Task statement:
Please filter the data below down to the lines holding the string "JSON".

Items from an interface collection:

--- START ---

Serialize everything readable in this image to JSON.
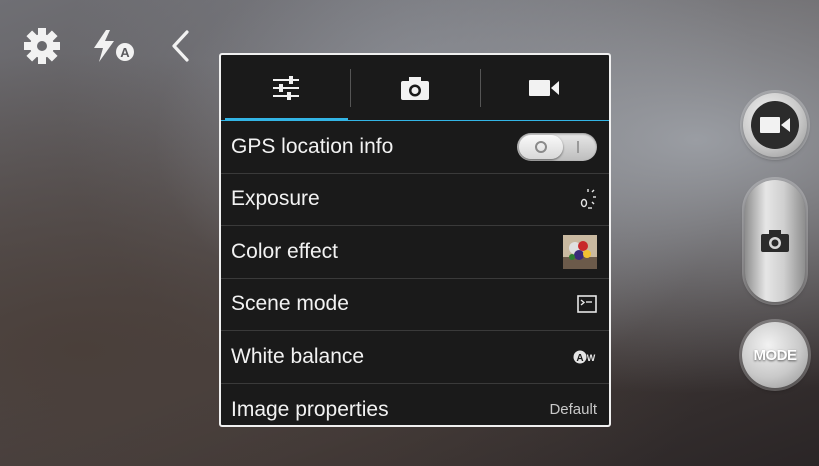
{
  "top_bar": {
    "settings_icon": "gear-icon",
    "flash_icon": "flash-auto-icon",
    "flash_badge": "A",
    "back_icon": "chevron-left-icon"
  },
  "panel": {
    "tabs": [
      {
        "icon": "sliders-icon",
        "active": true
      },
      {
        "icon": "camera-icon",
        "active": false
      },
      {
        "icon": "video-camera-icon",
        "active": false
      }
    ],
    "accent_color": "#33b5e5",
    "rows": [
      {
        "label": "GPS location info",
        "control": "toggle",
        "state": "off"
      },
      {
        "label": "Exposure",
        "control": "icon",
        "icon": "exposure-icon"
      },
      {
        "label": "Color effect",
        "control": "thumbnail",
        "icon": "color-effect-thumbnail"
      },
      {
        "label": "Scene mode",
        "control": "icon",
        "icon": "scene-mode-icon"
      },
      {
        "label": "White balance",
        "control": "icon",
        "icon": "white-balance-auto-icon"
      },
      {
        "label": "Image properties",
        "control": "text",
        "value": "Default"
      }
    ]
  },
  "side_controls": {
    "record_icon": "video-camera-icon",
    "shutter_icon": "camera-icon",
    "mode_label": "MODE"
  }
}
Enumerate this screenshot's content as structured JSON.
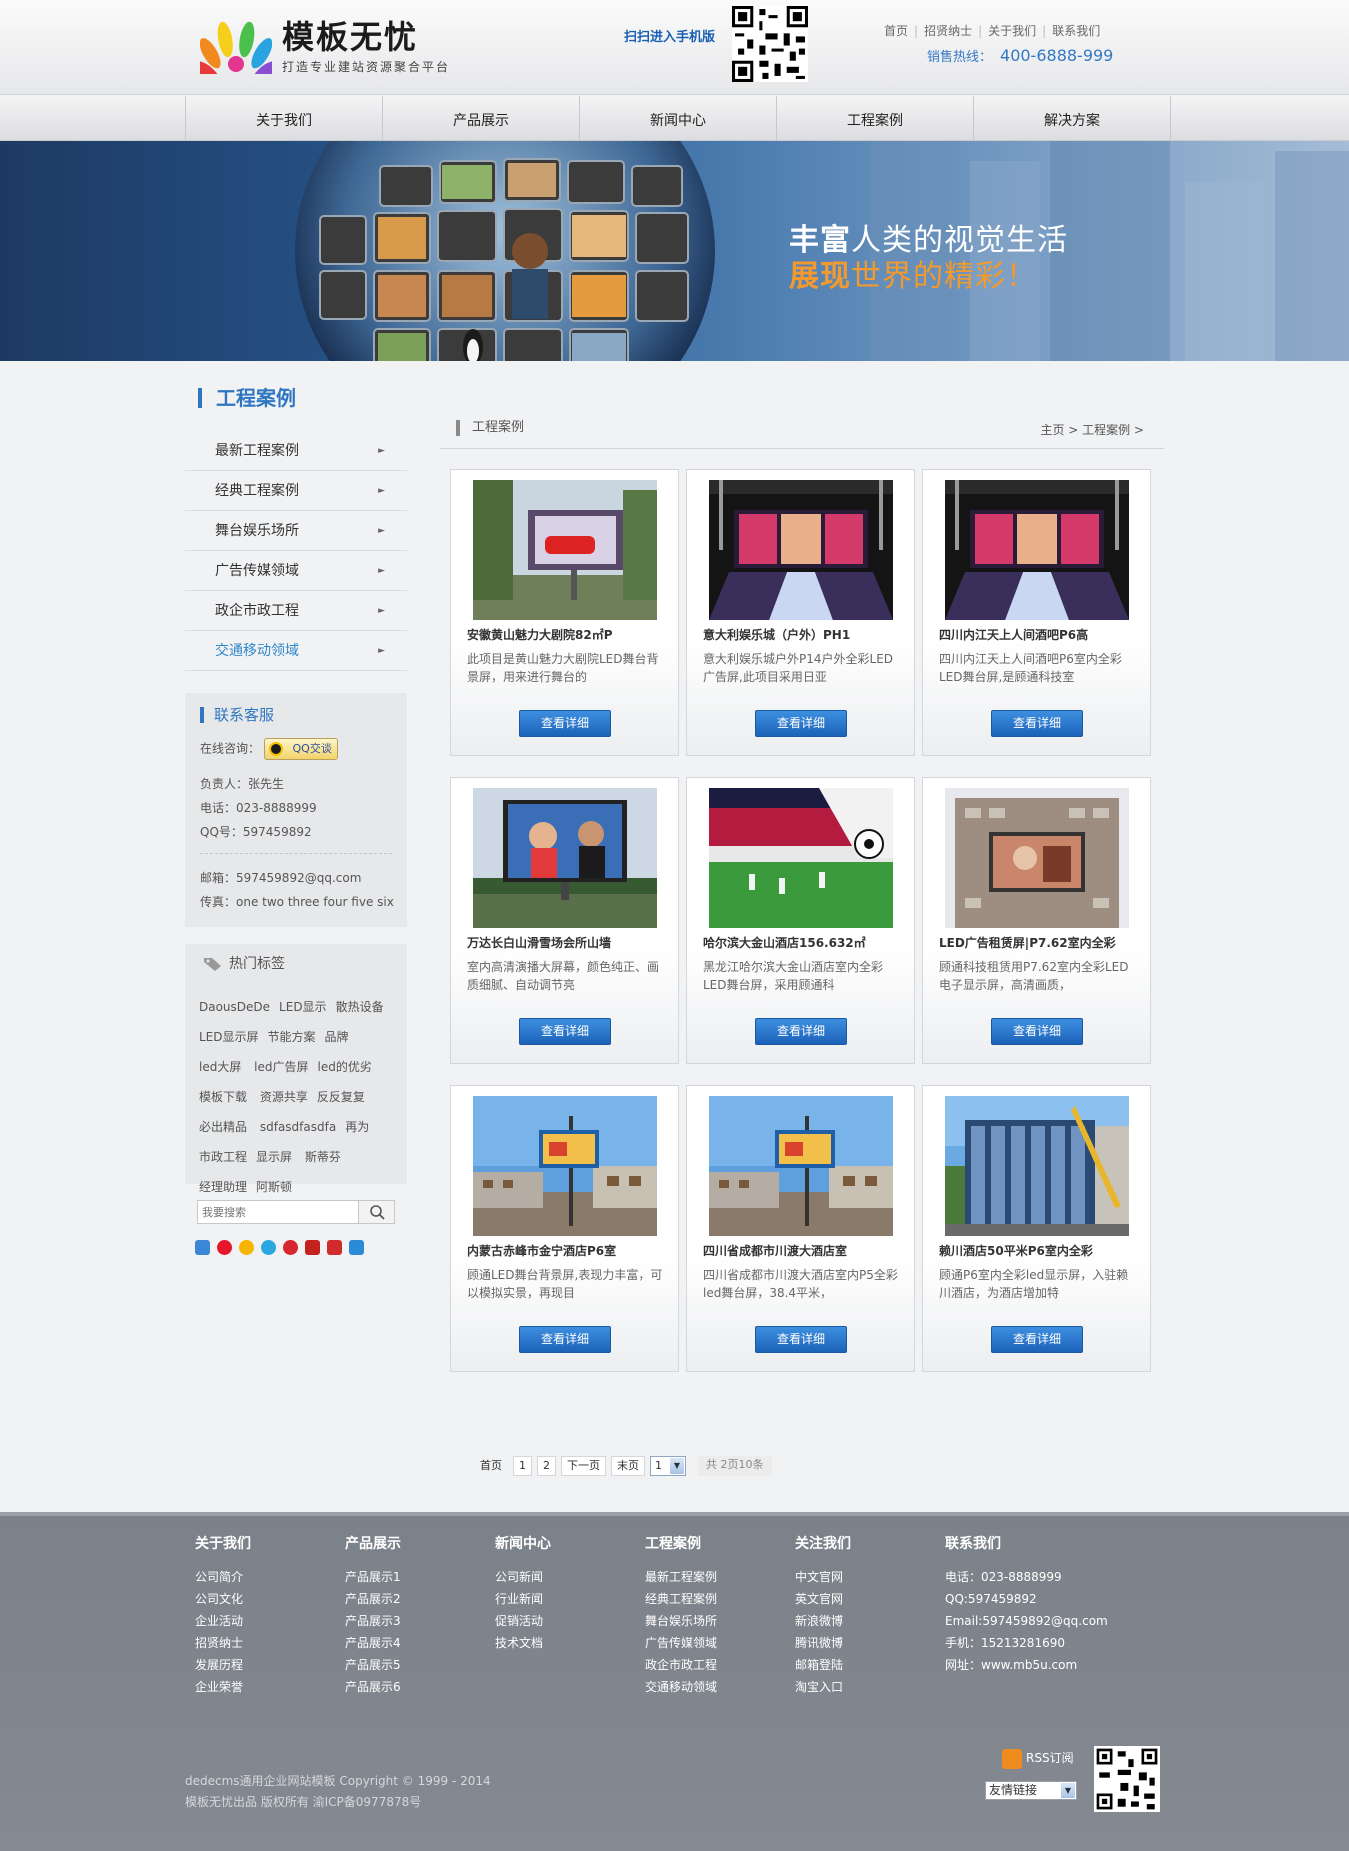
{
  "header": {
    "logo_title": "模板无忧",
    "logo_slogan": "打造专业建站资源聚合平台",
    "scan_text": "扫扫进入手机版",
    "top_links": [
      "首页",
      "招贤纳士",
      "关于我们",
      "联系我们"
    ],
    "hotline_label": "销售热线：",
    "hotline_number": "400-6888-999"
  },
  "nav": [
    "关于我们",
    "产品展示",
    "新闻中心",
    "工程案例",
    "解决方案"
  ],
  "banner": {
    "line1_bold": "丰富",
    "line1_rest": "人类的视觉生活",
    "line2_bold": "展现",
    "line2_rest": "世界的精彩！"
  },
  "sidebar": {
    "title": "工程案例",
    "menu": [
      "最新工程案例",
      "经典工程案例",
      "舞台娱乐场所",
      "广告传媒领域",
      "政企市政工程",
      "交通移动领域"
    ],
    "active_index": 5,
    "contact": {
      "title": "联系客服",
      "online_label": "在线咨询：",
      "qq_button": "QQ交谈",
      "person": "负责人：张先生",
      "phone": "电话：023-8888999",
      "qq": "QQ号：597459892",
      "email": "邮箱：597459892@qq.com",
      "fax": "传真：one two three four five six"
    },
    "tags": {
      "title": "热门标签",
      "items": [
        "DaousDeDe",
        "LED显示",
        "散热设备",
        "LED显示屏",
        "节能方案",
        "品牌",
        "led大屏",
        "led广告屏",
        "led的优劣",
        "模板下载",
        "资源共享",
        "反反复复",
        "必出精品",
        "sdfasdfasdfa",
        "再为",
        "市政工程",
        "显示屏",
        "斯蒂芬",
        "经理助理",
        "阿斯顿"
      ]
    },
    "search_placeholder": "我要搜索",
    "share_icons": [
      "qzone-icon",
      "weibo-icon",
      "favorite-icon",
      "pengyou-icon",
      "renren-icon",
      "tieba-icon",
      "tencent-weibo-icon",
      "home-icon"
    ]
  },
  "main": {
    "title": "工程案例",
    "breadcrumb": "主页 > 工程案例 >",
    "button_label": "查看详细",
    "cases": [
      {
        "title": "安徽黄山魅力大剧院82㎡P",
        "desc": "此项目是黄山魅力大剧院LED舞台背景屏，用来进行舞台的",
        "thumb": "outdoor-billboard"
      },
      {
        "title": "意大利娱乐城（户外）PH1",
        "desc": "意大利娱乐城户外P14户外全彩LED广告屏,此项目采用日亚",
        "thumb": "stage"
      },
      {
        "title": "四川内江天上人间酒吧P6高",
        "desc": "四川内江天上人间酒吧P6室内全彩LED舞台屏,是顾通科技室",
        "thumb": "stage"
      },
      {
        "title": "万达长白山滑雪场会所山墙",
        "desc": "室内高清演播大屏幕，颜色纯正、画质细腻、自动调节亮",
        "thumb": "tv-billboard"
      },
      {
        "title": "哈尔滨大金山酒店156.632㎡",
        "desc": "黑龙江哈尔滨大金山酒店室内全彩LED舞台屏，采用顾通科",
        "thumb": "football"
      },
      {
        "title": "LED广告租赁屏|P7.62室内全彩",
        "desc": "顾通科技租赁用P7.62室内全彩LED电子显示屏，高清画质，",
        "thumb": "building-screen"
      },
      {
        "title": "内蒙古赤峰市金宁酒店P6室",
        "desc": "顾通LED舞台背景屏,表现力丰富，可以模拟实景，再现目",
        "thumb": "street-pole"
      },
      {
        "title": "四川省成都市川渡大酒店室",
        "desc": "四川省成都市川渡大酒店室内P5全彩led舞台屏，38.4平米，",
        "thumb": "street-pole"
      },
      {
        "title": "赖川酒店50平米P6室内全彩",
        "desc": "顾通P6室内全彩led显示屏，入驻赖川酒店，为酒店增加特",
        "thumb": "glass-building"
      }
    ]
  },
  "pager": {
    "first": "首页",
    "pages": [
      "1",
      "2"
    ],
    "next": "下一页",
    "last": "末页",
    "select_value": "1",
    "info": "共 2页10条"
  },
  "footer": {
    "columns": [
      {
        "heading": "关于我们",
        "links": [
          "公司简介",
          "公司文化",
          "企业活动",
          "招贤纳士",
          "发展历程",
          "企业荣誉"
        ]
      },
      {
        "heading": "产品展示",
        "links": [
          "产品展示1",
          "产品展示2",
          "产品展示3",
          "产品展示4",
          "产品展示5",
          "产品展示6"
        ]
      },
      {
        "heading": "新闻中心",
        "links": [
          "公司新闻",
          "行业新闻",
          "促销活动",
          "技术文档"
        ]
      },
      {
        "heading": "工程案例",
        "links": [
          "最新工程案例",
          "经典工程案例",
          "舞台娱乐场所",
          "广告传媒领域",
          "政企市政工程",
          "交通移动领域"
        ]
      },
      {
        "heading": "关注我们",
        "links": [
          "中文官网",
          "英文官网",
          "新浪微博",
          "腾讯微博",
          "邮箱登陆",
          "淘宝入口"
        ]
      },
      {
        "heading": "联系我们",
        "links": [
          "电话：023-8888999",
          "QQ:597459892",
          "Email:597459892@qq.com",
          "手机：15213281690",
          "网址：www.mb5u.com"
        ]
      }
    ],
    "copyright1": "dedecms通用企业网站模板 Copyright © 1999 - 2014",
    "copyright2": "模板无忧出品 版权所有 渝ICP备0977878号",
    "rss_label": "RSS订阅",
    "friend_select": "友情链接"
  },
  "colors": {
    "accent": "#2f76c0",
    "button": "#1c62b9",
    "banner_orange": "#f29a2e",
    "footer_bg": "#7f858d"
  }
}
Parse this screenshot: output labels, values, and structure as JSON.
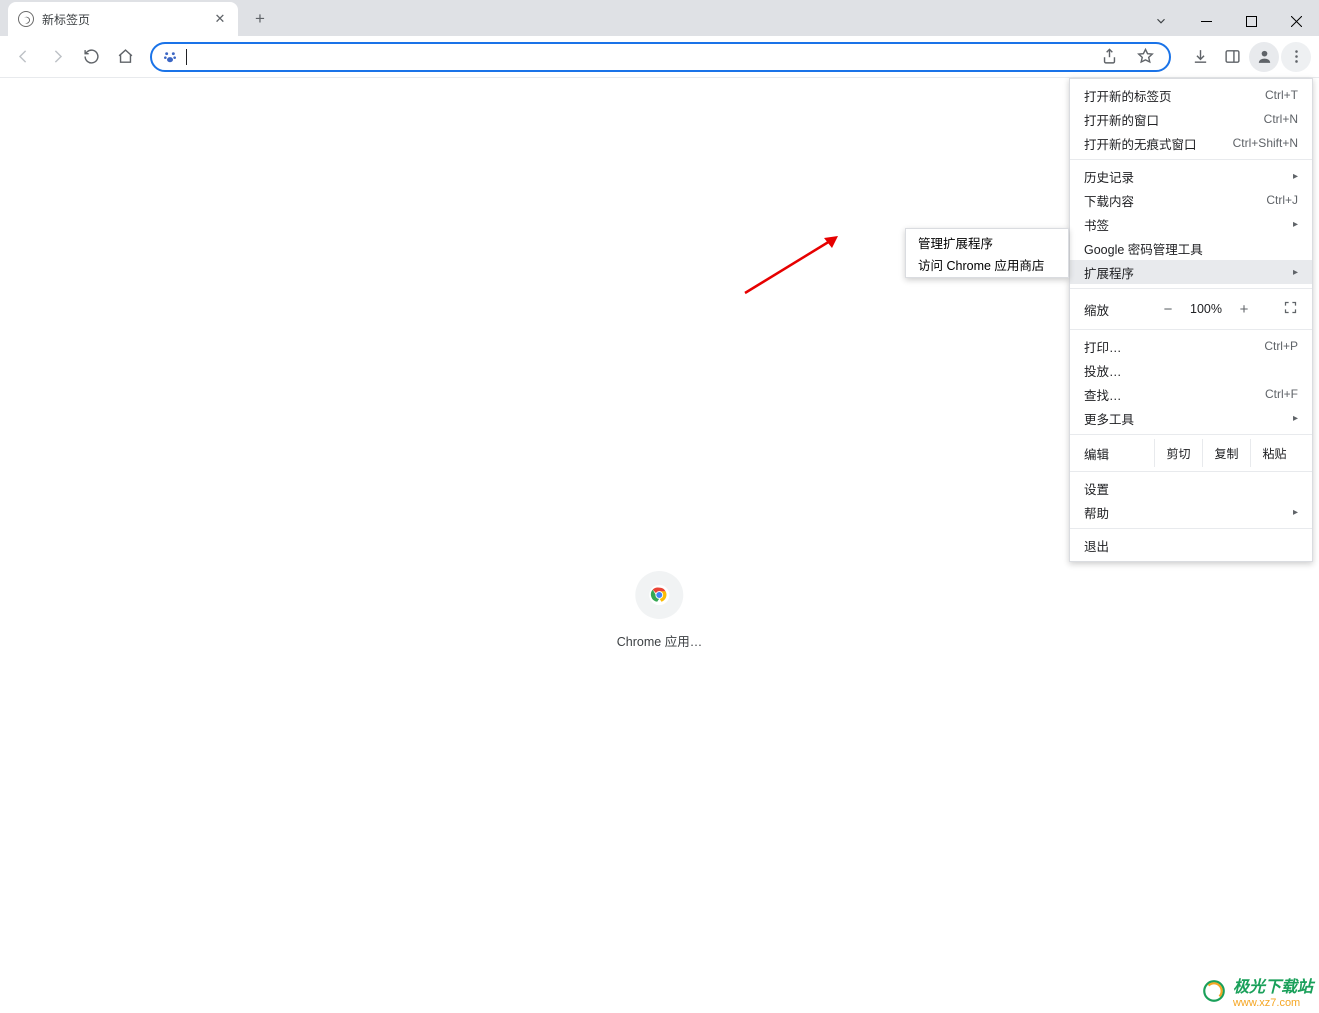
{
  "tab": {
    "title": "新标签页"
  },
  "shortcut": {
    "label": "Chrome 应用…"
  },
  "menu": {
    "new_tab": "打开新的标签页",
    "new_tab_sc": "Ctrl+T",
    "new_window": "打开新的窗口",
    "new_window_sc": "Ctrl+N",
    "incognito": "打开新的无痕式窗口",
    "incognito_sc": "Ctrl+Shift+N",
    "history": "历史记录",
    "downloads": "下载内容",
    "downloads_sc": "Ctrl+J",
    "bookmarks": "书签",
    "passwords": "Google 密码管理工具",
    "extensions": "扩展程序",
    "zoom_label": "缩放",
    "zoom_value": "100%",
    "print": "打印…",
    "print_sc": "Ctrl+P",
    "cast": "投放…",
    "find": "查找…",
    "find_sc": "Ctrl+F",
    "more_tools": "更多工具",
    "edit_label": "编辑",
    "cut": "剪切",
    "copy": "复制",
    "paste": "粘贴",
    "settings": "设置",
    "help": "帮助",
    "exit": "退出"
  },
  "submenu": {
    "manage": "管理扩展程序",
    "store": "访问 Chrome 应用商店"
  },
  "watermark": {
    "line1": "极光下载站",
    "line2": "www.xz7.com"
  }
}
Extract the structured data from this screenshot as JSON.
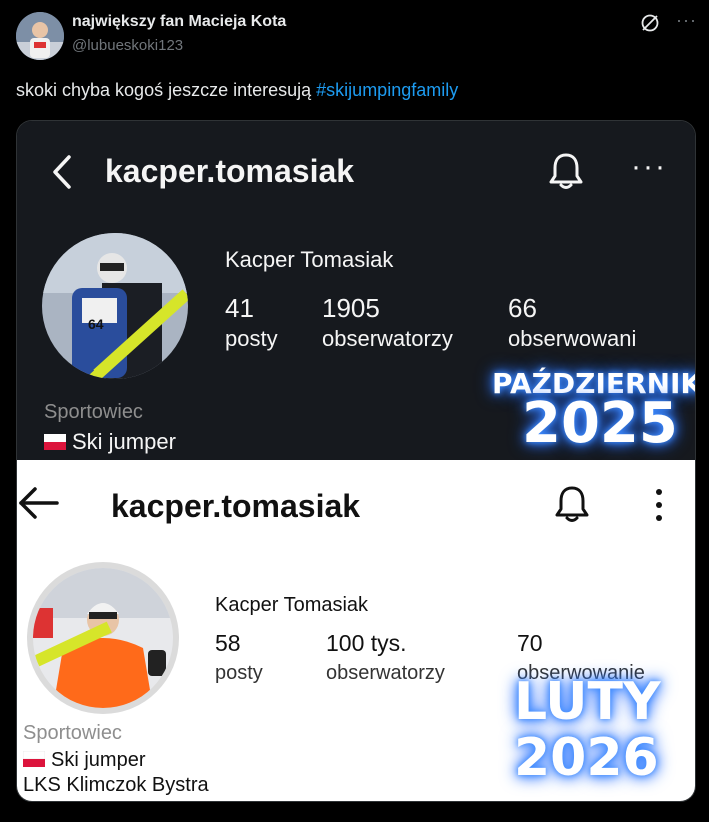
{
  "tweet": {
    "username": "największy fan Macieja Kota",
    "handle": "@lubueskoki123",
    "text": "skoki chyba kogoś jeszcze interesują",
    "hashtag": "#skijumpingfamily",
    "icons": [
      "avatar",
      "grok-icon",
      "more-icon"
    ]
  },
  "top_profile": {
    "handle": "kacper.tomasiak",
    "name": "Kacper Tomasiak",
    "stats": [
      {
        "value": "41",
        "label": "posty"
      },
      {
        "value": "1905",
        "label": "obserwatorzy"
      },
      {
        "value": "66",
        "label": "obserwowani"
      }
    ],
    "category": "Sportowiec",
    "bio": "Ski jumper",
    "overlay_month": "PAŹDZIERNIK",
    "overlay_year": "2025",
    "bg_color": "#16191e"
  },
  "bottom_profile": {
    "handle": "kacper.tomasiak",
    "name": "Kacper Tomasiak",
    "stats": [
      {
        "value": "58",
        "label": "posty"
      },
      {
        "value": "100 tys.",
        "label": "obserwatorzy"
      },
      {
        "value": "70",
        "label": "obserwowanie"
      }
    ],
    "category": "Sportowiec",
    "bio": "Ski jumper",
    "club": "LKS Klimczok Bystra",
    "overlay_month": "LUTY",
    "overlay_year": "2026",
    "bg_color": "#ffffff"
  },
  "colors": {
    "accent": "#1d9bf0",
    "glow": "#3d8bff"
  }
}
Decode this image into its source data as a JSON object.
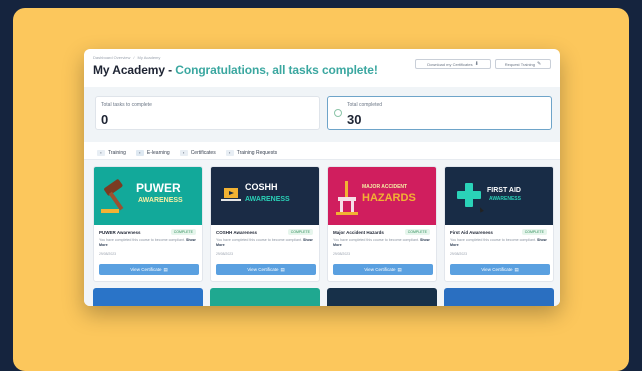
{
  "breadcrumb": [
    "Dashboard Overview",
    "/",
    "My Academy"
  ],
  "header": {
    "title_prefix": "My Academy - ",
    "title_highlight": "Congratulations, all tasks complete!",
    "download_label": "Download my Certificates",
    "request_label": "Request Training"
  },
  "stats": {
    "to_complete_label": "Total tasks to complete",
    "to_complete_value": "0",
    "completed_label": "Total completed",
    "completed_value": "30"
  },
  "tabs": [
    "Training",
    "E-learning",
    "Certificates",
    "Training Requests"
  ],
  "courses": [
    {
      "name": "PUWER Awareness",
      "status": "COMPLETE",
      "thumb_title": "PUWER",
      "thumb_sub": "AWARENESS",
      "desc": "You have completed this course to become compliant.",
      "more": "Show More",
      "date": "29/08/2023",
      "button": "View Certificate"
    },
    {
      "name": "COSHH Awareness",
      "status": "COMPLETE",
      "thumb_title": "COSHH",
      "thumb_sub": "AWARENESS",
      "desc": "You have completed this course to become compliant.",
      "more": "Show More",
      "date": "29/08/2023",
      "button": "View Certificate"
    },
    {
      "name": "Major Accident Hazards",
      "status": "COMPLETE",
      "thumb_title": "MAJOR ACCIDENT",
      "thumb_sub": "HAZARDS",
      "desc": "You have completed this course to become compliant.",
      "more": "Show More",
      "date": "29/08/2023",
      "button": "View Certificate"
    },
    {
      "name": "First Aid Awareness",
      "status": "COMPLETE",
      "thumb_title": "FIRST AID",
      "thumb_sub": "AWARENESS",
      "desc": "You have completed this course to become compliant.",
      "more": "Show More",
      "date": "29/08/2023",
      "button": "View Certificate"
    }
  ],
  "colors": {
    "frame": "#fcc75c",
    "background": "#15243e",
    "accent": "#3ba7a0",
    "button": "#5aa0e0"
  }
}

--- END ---

Answer to the problem:
Serialize everything readable in this image to JSON.
Enumerate this screenshot's content as structured JSON.
Parse this screenshot: output labels, values, and structure as JSON.
Extract the structured data from this screenshot as JSON.
Decode this image into its source data as a JSON object.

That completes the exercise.